- ASSIGNMENT -
Scan the data, and whenever a line contains "icon", copy it.

===== INPUT FOR THIS TASK =====

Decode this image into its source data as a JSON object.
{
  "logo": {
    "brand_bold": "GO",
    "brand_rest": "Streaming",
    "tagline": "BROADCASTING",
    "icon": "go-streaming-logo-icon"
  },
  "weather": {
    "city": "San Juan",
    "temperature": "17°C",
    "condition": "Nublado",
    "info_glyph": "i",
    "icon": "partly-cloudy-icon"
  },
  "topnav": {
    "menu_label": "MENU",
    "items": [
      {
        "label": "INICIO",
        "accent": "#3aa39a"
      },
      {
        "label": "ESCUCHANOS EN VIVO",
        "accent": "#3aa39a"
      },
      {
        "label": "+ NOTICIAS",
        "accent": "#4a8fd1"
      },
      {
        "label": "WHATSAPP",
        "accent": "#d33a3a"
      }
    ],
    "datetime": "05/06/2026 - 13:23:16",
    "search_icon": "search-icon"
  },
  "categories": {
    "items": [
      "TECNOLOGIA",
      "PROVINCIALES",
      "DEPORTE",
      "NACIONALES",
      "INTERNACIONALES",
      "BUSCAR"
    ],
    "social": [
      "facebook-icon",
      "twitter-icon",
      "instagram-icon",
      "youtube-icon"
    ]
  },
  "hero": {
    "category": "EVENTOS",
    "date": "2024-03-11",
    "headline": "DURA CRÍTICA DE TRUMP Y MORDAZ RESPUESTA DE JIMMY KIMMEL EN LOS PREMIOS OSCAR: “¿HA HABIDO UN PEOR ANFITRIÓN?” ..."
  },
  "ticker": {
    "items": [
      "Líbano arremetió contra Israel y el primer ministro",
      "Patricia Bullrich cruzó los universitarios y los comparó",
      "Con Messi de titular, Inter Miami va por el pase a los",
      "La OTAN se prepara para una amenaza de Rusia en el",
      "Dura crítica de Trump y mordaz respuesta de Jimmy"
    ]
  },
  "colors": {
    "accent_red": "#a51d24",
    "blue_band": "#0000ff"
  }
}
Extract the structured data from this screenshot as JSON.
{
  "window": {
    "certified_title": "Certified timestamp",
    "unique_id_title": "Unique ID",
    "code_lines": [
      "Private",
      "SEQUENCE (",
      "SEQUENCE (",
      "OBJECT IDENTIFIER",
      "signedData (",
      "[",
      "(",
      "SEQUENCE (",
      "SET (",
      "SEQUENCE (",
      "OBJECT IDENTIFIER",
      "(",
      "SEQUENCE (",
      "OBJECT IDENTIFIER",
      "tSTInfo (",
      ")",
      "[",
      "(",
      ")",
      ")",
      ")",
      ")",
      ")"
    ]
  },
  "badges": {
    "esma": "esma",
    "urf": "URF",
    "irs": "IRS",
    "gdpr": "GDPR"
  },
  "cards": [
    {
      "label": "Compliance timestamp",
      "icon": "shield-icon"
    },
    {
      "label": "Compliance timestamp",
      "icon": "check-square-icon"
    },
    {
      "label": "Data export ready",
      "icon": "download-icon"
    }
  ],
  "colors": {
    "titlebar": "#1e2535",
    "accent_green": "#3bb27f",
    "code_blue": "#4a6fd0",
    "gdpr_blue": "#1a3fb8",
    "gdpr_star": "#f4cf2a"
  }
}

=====

- EXERCISE RESULT -
    "icon": "go-streaming-logo-icon"
    "icon": "partly-cloudy-icon"
    "search_icon": "search-icon"
      "facebook-icon",
      "twitter-icon",
      "instagram-icon",
      "youtube-icon"
      "icon": "shield-icon"
      "icon": "check-square-icon"
      "icon": "download-icon"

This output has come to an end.